|Japanese stiltgrass growing on abandoned railroad tracks along Ashokan Rail Trail|
I was hiking the Ashokan Rail Trail in New York and noticed how the gravel path was frequently lined with masses of the invasive grass Microstegium vimineum
(Japanese Stiltgrass), which crowded out other invasives, as well as the native flora.
This predilection of the species for roadsides and paths is one that I am familiar with, and so once I got home I looked up whether there was any reason for its behavior. My first thought was that roadsides created an environment with higher light levels than the interior of the canopy, but it turns out there are other reasons why such man made strictures aid invasive plants in general
|The characteristic silver midrib of Japanese stiltgrass|
Large scale studies have shown that M. vimineum presence in forests was strongly correlated with the presence and proximity of roads and other man-made paths. The probability of finding this species along the east facing sides of roads was as high as 83% in one study area. In addition, experiments revealed that the natural spread of this species was greatest in patches closer to roads, and that these patches also tended to have higher populations. There was something in the areas around roads and paths that proved advantageous to the proliferation and spread of this invasive species,
|Japanese stiltgrass lining the sides of a hiking path|
One interesting and important finding from studies of M. vimineum
is that the species if left to itself spreads very slowly, with seeds landing only 1 to 2 meters away from the parent plant. This was perplexing because land managers noticed that Japanese stiltgrass can quickly spread throughout an entire forest within a few years, which implied a rate of invasion that was orders of magnitude faster than it should be.
|Japanese stiltgrass expanding from roadside into forest interior|
It turns out that human activity along the forest roads is one of the major causes of the rapid and unnatural spread of stiltgrass in invaded forests, whether it's from hikers picking up seeds as they trudge along hiking paths, or vehicles doing the same along passable roadways.
In addition, the forest roads themselves can create conditions that are environmentally advantageous for this invasive grass.

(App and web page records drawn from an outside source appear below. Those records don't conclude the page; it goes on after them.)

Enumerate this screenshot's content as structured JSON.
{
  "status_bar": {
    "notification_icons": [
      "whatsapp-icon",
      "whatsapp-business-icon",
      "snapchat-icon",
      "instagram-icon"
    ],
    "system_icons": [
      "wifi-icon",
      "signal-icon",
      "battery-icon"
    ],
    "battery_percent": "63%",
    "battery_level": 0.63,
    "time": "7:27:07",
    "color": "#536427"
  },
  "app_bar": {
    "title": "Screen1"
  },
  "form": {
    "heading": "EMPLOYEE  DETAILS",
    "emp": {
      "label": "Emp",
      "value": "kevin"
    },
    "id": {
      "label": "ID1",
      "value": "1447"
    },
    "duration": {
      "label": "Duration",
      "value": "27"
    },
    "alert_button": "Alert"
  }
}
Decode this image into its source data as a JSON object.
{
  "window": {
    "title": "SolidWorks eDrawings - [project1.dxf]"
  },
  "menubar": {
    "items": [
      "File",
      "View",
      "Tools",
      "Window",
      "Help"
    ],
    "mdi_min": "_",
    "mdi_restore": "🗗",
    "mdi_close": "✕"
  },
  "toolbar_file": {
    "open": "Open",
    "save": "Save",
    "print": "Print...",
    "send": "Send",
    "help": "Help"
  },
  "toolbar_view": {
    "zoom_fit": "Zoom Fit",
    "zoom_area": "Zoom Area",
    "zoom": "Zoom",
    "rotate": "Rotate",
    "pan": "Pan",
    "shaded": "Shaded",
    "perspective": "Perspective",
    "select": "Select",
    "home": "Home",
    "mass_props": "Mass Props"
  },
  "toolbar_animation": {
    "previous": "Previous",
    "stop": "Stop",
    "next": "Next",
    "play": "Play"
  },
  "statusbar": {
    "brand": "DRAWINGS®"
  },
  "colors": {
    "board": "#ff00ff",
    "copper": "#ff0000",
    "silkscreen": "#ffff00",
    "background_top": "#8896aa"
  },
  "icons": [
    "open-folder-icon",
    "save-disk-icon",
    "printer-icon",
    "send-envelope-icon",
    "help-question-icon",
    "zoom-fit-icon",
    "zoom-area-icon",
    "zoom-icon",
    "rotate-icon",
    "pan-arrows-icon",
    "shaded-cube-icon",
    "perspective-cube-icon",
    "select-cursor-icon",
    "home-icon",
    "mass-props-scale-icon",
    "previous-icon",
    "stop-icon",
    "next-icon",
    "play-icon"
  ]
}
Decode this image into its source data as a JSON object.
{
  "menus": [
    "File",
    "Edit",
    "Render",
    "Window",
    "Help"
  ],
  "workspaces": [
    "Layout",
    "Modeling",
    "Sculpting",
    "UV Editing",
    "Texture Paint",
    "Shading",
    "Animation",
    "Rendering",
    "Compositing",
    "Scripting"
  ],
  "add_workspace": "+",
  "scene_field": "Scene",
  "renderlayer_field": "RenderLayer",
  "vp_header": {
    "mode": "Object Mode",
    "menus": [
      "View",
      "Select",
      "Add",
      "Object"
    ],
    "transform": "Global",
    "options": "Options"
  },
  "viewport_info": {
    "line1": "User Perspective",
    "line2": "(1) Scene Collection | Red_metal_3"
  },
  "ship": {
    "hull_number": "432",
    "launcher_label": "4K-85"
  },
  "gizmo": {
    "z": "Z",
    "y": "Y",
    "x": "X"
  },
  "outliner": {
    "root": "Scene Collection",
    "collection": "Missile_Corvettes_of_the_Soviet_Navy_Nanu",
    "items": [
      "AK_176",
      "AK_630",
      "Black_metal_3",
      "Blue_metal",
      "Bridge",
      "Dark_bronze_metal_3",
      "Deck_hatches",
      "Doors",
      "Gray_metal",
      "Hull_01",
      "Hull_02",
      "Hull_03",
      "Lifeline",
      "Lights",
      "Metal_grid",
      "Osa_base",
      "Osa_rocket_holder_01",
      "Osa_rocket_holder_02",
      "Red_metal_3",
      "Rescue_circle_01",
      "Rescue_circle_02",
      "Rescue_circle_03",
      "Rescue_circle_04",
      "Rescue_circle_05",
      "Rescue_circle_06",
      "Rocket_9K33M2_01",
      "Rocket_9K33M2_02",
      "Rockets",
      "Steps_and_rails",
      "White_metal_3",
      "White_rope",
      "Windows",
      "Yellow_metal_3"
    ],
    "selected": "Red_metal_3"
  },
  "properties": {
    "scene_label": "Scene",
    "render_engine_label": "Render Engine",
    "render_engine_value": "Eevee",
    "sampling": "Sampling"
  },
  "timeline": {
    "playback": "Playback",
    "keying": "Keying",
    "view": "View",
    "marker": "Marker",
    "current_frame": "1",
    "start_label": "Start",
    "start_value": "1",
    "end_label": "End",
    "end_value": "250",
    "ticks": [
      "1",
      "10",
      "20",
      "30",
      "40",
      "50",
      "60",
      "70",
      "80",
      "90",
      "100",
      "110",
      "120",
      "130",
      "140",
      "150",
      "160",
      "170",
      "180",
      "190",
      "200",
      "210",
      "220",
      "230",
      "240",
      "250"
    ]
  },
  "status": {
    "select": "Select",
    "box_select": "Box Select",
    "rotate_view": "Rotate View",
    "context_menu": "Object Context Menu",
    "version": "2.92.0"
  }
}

For example, the use of limestone gravel in many unpaved roads can raise the pH of the surrounding soil, which is favored by M. vimineum.
Unfortunately, it is neither possible nor perhaps even desirable to completely remove all human structures from parks and other forested areas in a quest to return the forests to their original pristine condition, But we can at least minimize the negative impact we have on these environments through more studies that delineate the many ways our presence in the natural world affect the denizens of the forests.
Post a Comment